A growing body of evidence shows the presidential election in Pennsylvania was compromised, a state senator said Saturday.
"There is mounting evidence that the PA presidential election was compromised. If this is the case, under Article II, Section 1.2 of the U.S. Constitution, the state legislature has the sole authority to direct the manner of selecting delegates to the Electoral College," state Sen. Doug Mastriano, a Republican, said on Twitter.
"This power was given to the state legislature for the purpose of safeguarding the appointment of our president, specifically contemplating corruption and ensuring that the people are not disenfranchised through a corrupt election process," he added. "Therefore, we are introducing a resolution to exercise our obligation and authority to appoint delegates to the Electoral College."
The resolution calls on the Pennsylvania House of Representatives to recognize the alleged irregularities and improprieties and disapprove of what lawmakers describe as the infringement on the General Assembly's authority to regulate elections.
Pennsylvania lawmakers also said in the resolution they disapprove and disagree with the certification of election results, calling it "premature," and want Boockvar and Gov. Tom Wolf, a Democrat, to withdraw or vacate the certification. And they called on the U.S. Congress "to declare the selection of presidential electors in this commonwealth to be in dispute."
Republicans control the House and Senate in Pennsylvania but it's not clear if they have enough support to pass the resolution. Twenty-six of the House's 203 members are co-sponsoring the resolution so far.
Trump wrote on Twitter early Saturday that he "won Pennsylvania by a lot, perhaps more than anyone will ever know," calling the election "RIGGED." The current results show Democratic presidential nominee Biden won.
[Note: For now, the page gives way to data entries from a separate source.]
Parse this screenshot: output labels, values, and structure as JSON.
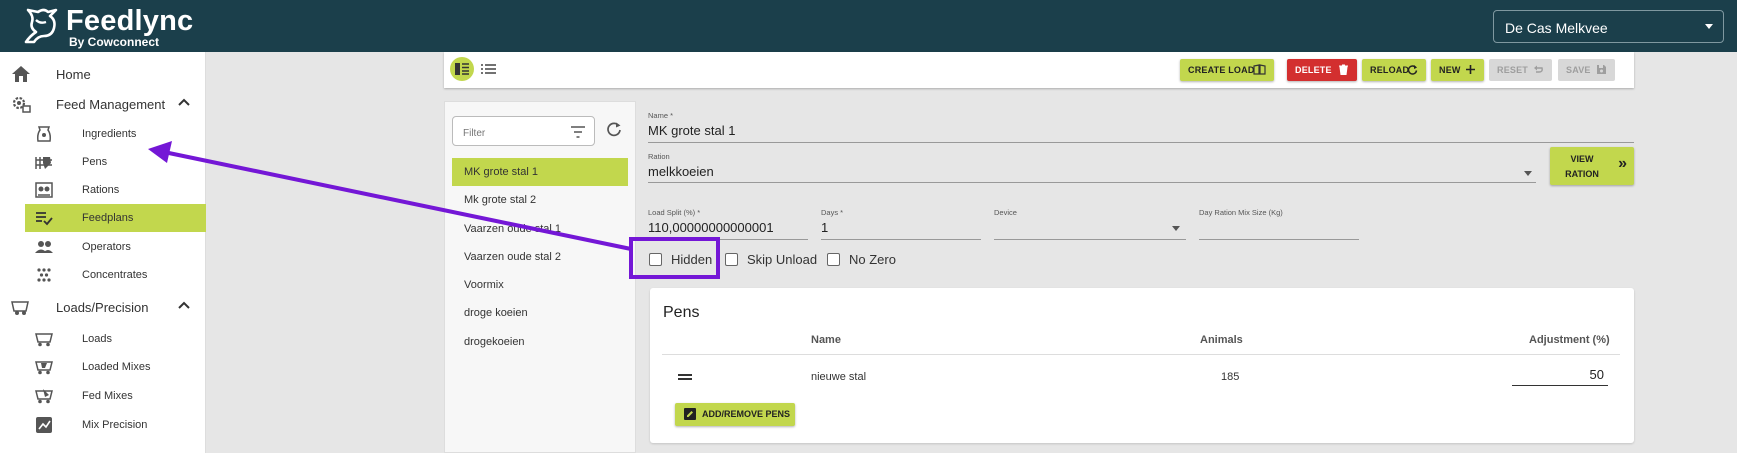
{
  "app": {
    "brand": "Feedlync",
    "brand_sub": "By Cowconnect",
    "farm": "De Cas Melkvee"
  },
  "sidebar": {
    "home": "Home",
    "feed_management": "Feed Management",
    "feed_items": [
      "Ingredients",
      "Pens",
      "Rations",
      "Feedplans",
      "Operators",
      "Concentrates"
    ],
    "loads_precision": "Loads/Precision",
    "loads_items": [
      "Loads",
      "Loaded Mixes",
      "Fed Mixes",
      "Mix Precision"
    ],
    "active_item": "Feedplans"
  },
  "toolbar": {
    "create_load": "CREATE LOAD",
    "delete": "DELETE",
    "reload": "RELOAD",
    "new": "NEW",
    "reset": "RESET",
    "save": "SAVE"
  },
  "list": {
    "filter_placeholder": "Filter",
    "items": [
      "MK grote stal 1",
      "Mk grote stal 2",
      "Vaarzen oude stal 1",
      "Vaarzen oude stal 2",
      "Voormix",
      "droge koeien",
      "drogekoeien"
    ],
    "selected": "MK grote stal 1"
  },
  "form": {
    "name_label": "Name *",
    "name_value": "MK grote stal 1",
    "ration_label": "Ration",
    "ration_value": "melkkoeien",
    "view_ration_line1": "VIEW",
    "view_ration_line2": "RATION",
    "load_split_label": "Load Split (%) *",
    "load_split_value": "110,00000000000001",
    "days_label": "Days *",
    "days_value": "1",
    "device_label": "Device",
    "device_value": "",
    "mix_size_label": "Day Ration Mix Size (Kg)",
    "mix_size_value": "",
    "checkboxes": [
      {
        "label": "Hidden",
        "checked": false
      },
      {
        "label": "Skip Unload",
        "checked": false
      },
      {
        "label": "No Zero",
        "checked": false
      }
    ]
  },
  "pens": {
    "title": "Pens",
    "columns": [
      "Name",
      "Animals",
      "Adjustment (%)"
    ],
    "rows": [
      {
        "name": "nieuwe stal",
        "animals": "185",
        "adjustment": "50"
      }
    ],
    "add_remove": "ADD/REMOVE PENS"
  },
  "colors": {
    "header": "#1b3f4b",
    "accent": "#c2d74d",
    "danger": "#d32f2f",
    "annotation": "#7417d6"
  }
}
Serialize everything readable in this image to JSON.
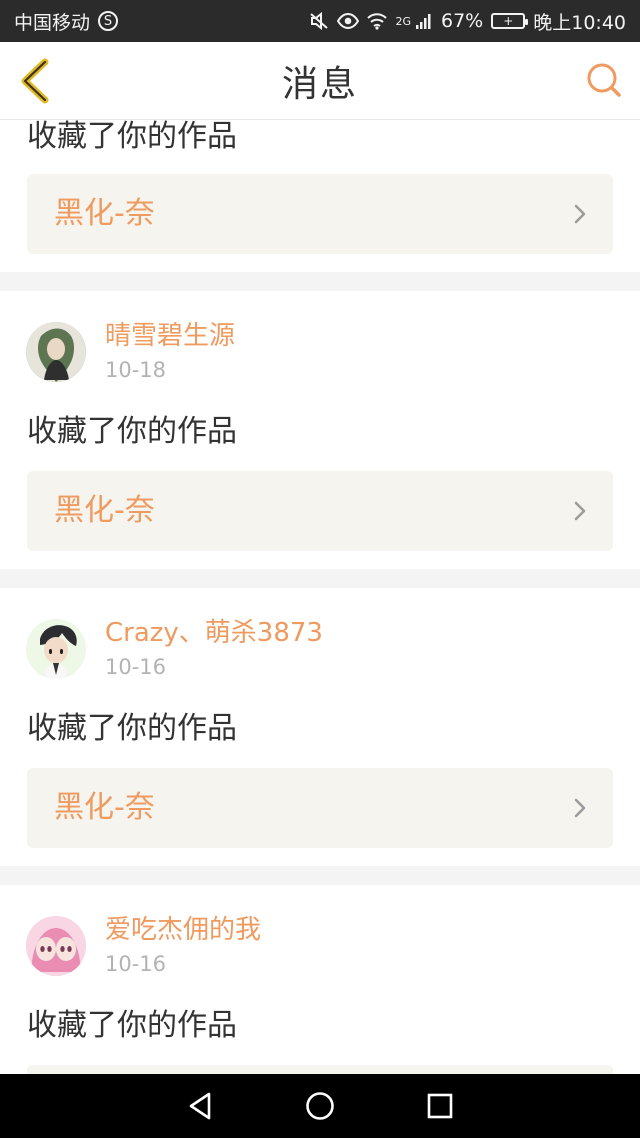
{
  "status_bar": {
    "carrier": "中国移动",
    "carrier_badge": "S",
    "network": "2G",
    "battery_percent": "67%",
    "time": "晚上10:40"
  },
  "header": {
    "title": "消息",
    "back_icon": "chevron-left-icon",
    "search_icon": "search-icon"
  },
  "messages": [
    {
      "action": "收藏了你的作品",
      "work_title": "黑化-奈"
    },
    {
      "user": "晴雪碧生源",
      "date": "10-18",
      "action": "收藏了你的作品",
      "work_title": "黑化-奈"
    },
    {
      "user": "Crazy、萌杀3873",
      "date": "10-16",
      "action": "收藏了你的作品",
      "work_title": "黑化-奈"
    },
    {
      "user": "爱吃杰佣的我",
      "date": "10-16",
      "action": "收藏了你的作品"
    }
  ],
  "colors": {
    "accent": "#ef9a5f",
    "text": "#333333",
    "muted": "#b3b3b3",
    "surface": "#f5f4ef",
    "status_bar": "#2b2b2b"
  },
  "nav": {
    "back": "back-icon",
    "home": "home-icon",
    "recents": "recents-icon"
  }
}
Biden's campaign has dismissed allegations of election fraud.
“Petitioners appear to have established a likelihood to succeed on the merits because petitioners have asserted the Constitution does not provide a mechanism for the legislature to allow for expansion of absentee voting without a constitutional amendment,” Commonwealth Judge Patricia McCullough, who blocked the certification of Pennsylvania's election results, wrote in her ruling.